JF: No, they do a great job, it's obvious. Everybody is on the same page. Even the new pace they're playing with. When you have 75 more rushing attempts than the league average, you're playing at a high pace and that's what they're doing. No, our young defense has obviously not faced it this year.
Q: Have you been able to pinpoint any keys or points of emphasis in stopping that high-paced attack?
JF: Do you want me to just send you our game plan?
Q: I was thinking more, what are some of the focus areas?
JF: Yeah, he [Tom Brady] does such a great job. It's so quick and obviously their terminology allows them to get up there and go. He sees things and he puts himself in the best possible position and then there's so much that's done after the snap too with the guys outside.

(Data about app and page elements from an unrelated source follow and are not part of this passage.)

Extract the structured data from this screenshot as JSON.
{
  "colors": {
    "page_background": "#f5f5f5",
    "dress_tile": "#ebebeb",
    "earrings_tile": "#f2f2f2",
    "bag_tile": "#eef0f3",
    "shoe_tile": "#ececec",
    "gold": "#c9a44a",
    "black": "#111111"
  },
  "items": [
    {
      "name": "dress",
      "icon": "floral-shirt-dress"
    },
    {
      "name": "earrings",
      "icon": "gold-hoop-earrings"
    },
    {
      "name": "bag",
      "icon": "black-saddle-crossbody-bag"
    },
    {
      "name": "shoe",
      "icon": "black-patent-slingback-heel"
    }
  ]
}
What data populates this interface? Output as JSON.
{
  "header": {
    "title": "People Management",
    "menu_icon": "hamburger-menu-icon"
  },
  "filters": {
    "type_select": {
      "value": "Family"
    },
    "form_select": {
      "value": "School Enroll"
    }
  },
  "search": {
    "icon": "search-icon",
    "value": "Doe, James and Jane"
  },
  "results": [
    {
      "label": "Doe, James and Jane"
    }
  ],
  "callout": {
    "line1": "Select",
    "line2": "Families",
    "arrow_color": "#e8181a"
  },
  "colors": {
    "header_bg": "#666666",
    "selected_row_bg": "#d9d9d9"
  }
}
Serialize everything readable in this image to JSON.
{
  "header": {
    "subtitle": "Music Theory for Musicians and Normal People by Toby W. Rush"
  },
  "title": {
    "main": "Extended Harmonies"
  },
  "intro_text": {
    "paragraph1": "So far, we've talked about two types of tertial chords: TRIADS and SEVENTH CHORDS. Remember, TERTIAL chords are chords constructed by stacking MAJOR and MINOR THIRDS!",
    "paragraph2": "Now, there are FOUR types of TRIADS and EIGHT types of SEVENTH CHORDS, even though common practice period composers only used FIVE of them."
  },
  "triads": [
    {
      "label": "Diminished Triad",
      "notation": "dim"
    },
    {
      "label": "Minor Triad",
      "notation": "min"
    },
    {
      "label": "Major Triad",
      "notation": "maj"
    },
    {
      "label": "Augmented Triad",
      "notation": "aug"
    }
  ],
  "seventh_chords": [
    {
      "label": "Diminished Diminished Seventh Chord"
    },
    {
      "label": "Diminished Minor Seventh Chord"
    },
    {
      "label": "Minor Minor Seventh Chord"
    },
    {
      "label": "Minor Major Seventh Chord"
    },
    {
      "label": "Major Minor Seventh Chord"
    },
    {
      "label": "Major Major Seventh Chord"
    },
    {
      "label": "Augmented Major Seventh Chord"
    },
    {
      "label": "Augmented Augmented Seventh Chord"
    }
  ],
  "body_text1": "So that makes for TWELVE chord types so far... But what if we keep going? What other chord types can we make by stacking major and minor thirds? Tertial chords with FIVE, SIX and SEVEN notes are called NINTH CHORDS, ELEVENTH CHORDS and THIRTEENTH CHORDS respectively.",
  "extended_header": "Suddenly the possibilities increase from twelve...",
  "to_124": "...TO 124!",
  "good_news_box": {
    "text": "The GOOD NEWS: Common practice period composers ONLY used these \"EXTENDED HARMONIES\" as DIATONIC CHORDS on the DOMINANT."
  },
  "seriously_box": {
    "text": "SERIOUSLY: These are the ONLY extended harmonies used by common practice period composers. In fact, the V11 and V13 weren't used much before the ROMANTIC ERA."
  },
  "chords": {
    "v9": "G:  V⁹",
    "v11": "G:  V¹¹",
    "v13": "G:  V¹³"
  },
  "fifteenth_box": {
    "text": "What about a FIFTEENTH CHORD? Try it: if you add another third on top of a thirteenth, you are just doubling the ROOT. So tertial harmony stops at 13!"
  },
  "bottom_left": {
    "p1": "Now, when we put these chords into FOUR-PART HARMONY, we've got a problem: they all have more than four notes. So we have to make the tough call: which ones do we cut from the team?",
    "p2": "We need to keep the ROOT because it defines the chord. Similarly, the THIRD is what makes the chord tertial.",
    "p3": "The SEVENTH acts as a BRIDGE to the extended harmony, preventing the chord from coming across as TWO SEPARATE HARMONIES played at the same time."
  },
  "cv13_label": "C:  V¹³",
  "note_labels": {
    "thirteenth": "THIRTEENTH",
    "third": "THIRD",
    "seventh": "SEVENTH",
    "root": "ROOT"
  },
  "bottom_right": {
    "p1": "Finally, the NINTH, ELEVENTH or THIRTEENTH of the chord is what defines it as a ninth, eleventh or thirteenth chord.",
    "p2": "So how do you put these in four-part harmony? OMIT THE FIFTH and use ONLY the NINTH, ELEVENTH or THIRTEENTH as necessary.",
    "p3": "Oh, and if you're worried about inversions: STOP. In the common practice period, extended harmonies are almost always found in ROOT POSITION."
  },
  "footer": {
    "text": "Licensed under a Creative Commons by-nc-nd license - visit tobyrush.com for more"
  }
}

Q: Over your playing and coaching career, you've gone against some great quarterbacks. You obviously haven't had a lot of success here against Tom Brady recently. Can you talk about Brady and what separates him from very good quarterbacks and a striking factor or two about him??
JF: He makes great decisions. He's usually always right with the decision he makes. He has tremendous arm strength, vision, he's accurate. He can extend the play with his legs. I don't know what else you can say about him. He's just very, very difficult to defend. Over the years, they've done a great job of surrounding him with great people.

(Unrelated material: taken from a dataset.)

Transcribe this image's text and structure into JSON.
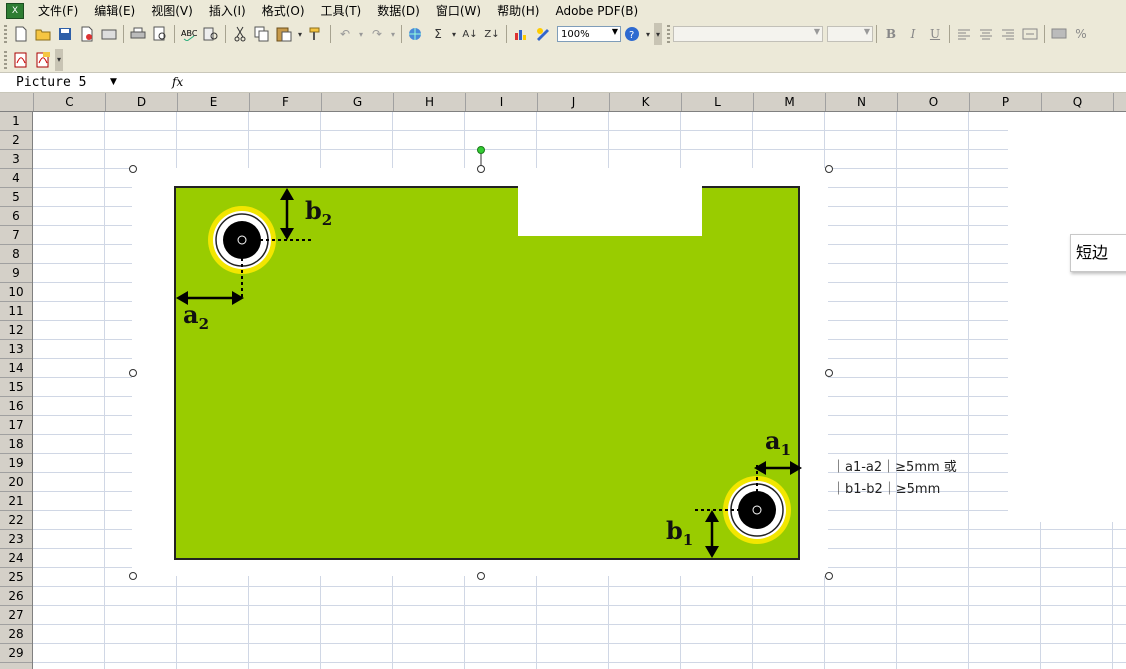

Q: Historically speaking, is Tom Brady right there near the top with all the great quarterbacks?
JF: Oh yeah, there's not a doubt. We faced Peyton [Manning] twice a year for a long time. Hey, Aaron Rodgers isn't bad either. I'd say there's no doubt that Tom is probably one of the top that I've faced over the years.
Q: When you look at this Patriots defense, what concerns you?
JF: They're very smart. Coach [Belichick], he'll adjust their plan on a weekly basis which creates problems for you because you really don't know what to expect and you're constantly adjusting offensively. They're very talented. They're big, strong, they're downhill; it's a downhill front seven. They have a young secondary that looks like it's going to be good.
Q: How are you handling your defense without Gregg Williams?
JF: We're very fortunate that I've got [Assistant Head Coach] Dave McGinnis and people on my staff. Gregg's son, Blake has been an assistant for a number of years, he has a good feel for it. We're doing it by committee.
Q: Can you talk about the progression made by Brandon Gibson and Chris Givens so far and how they've been able to step up?
JF: Chris doesn't have a lot of catches but I believe Chris in four consecutive weeks has a reception over 50 yards which last week, as his third, hadn't been done by a rookie since [former Bears and Raiders receiver] Willie Gault. So, he's making a big play here and there. We'd like to try to get him more involved; like to try to get more balls to him but he's coming on. Gibby is doing well too. Gibby is making plays, as are the rest of the guys around him. We have a young group. We have an ascending player in Brian Quick who I think is going to be a very, very solid player for us. Austin Pettis can make plays. When we lost Danny [Amendola] two weeks ago, other guys had to step up and we're getting some production.
Q: Do you know when you'll get Danny Amendola back from his injury?
JF: Danny practiced today on a limited basis.
Q: As a guy that spent 16-plus seasons in one place and Bill Belichick has been in New England for awhile. I'm assuming not a lot of people understand how difficult it is to stay fresh.
JF: Just let me say this, I think that 15 years ago it was difficult but now because of free agency and the turnover on your roster, staying fresh is not a challenge. Typically, there's about 20, 25 percent turnover every year. So, every three or four years with the exception of, as is the case with the Patriots and the quarterback, you have a roster turnover. Bill has done a great job with that. He does a great job week to week and year to year understanding the strengths and weaknesses of his football team and just continues to rebuild the team and plug different people in.